ISSUE-76: Can errors be treated as false?

Peter, as far as I understood it, your proposal in the recent meeting 
was to treat (recursion) errors to mean "false". For example if a Shape 
would be defined as A OR B and A leads to infinite recursion while B 
evaluates to true then the overall Shape would still be true. Likewise, 
if S = A AND B and A leads to an infinite loop then the overall result 
will always be false, regardless of B.

I have not made up my mind yet whether this interpretation makes sense. 
My understanding was that infinite recursion (or any other fatal error) 
means "I don't know"/"unknown", and that these fatal errors are always 
propagated up to the outside caller(s) to make sure that the user gets a 
meaningful error message. Your suggested interpretation basically says 
that infinite recursion means "false", and errors would not be 
propagated up.

Are we sure this interpretation is desirable and well-defined? I have no 
strong opinion (others in the WG have thought more about recursion than 
I have) but I guess we should then apply the same changes to 
sh:valueShape, XOR and NOT.

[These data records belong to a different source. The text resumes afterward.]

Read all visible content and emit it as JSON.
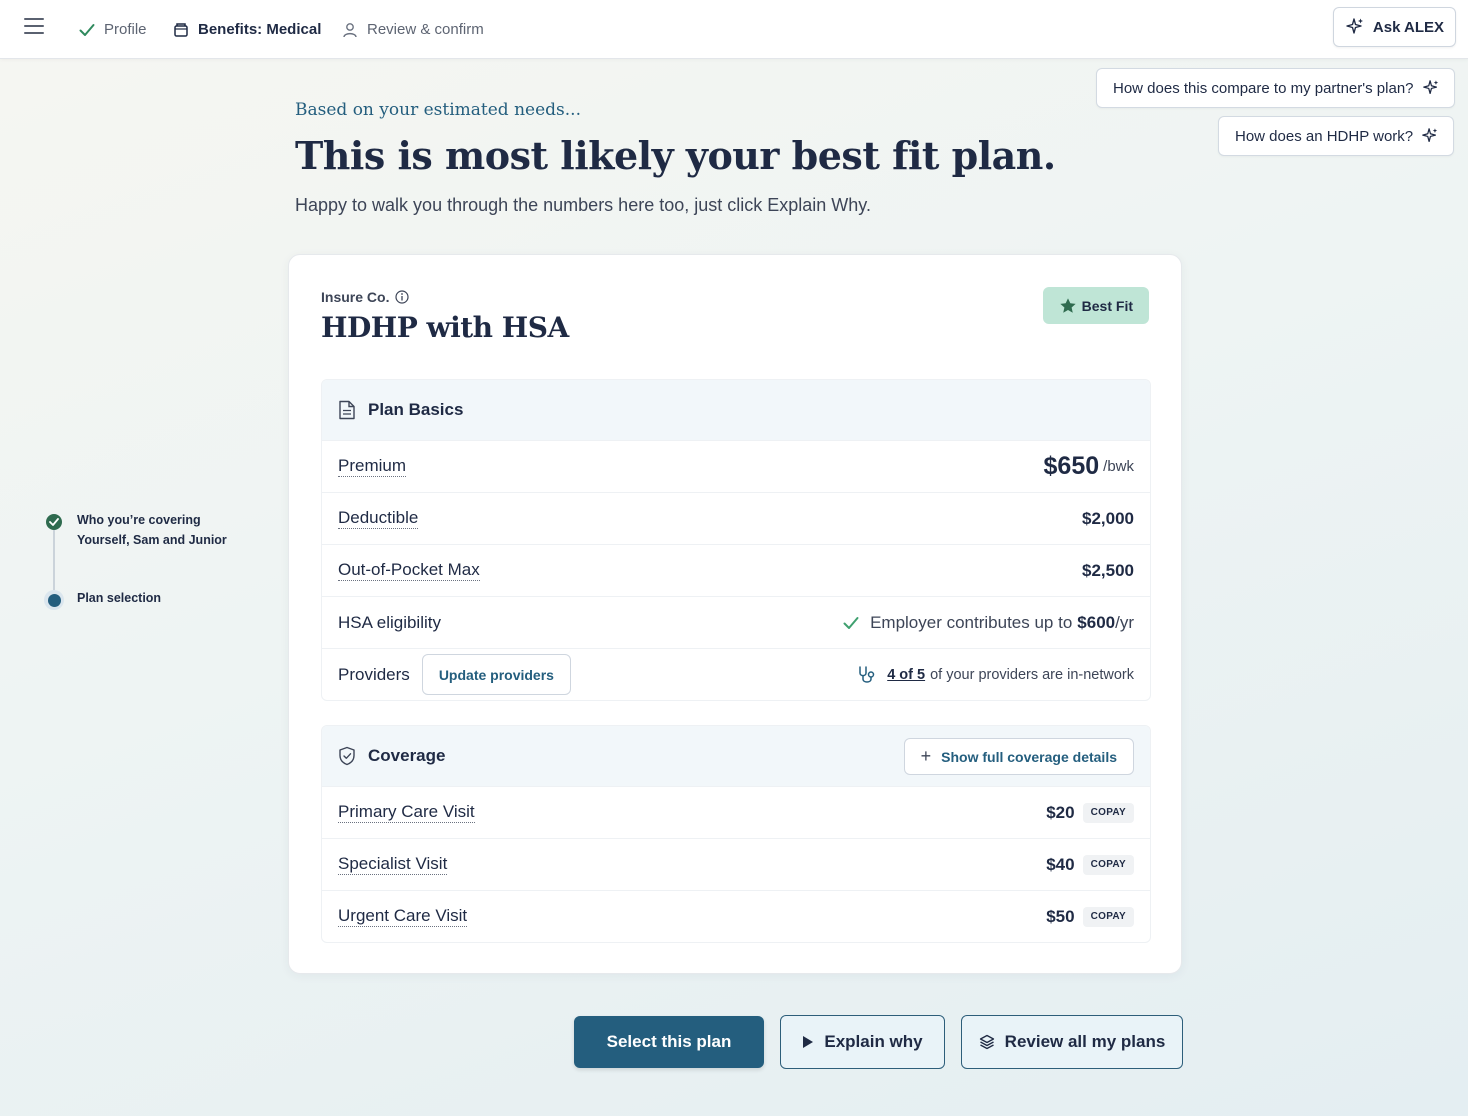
{
  "topbar": {
    "steps": [
      {
        "label": "Profile",
        "state": "done"
      },
      {
        "label": "Benefits: Medical",
        "state": "active"
      },
      {
        "label": "Review & confirm",
        "state": "upcoming"
      }
    ],
    "ask_label": "Ask ALEX"
  },
  "suggestions": [
    "How does this compare to my partner's plan?",
    "How does an HDHP work?"
  ],
  "hero": {
    "eyebrow": "Based on your estimated needs...",
    "title": "This is most likely your best fit plan.",
    "subtitle": "Happy to walk you through the numbers here too, just click Explain Why."
  },
  "sidebar": {
    "steps": [
      {
        "title": "Who you’re covering",
        "detail": "Yourself, Sam and Junior",
        "state": "done"
      },
      {
        "title": "Plan selection",
        "state": "current"
      }
    ]
  },
  "plan": {
    "insurer": "Insure Co.",
    "name": "HDHP with HSA",
    "badge": "Best Fit",
    "basics": {
      "heading": "Plan Basics",
      "premium_label": "Premium",
      "premium_value": "$650",
      "premium_unit": "/bwk",
      "deductible_label": "Deductible",
      "deductible_value": "$2,000",
      "oop_label": "Out-of-Pocket Max",
      "oop_value": "$2,500",
      "hsa_label": "HSA eligibility",
      "hsa_text": "Employer contributes up to",
      "hsa_amount": "$600",
      "hsa_unit": "/yr",
      "providers_label": "Providers",
      "update_providers": "Update providers",
      "providers_count": "4 of 5",
      "providers_text": "of your providers are in-network"
    },
    "coverage": {
      "heading": "Coverage",
      "show_details": "Show full coverage details",
      "copay_tag": "COPAY",
      "rows": [
        {
          "label": "Primary Care Visit",
          "value": "$20"
        },
        {
          "label": "Specialist Visit",
          "value": "$40"
        },
        {
          "label": "Urgent Care Visit",
          "value": "$50"
        }
      ]
    }
  },
  "actions": {
    "select": "Select this plan",
    "explain": "Explain why",
    "review": "Review all my plans"
  },
  "colors": {
    "primary": "#245e7e",
    "success": "#2f6b4f",
    "badge": "#bfe5d6",
    "text": "#1f2a44"
  },
  "icons": [
    "menu-icon",
    "check-icon",
    "clipboard-icon",
    "user-icon",
    "sparkle-icon",
    "info-icon",
    "star-icon",
    "document-icon",
    "stethoscope-icon",
    "shield-icon",
    "plus-icon",
    "play-icon",
    "layers-icon"
  ]
}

If nobody sees problems, then I'd appreciate a proposal so that we can 
move on. But as long as there are doubts that this alternative is 
well-defined, I'd prefer to play it safe and continue with the current 


PS: Arthur asked about why an rdf:List is used instead of direct 
properties. Whatever we decide about the execution order, I still 
believe we need an rdf:List so that tools can display consistent 
expressions - if they are unordered triples, there is no way to have 
users enter "A OR B" and then always get "A OR B" in the display back. 
An alternative design would be to limit AND and OR to two operands, 
sh:left and sh:right, but that sounds rather ugly.

Received on Monday, 3 August 2015 04:13:52 UTC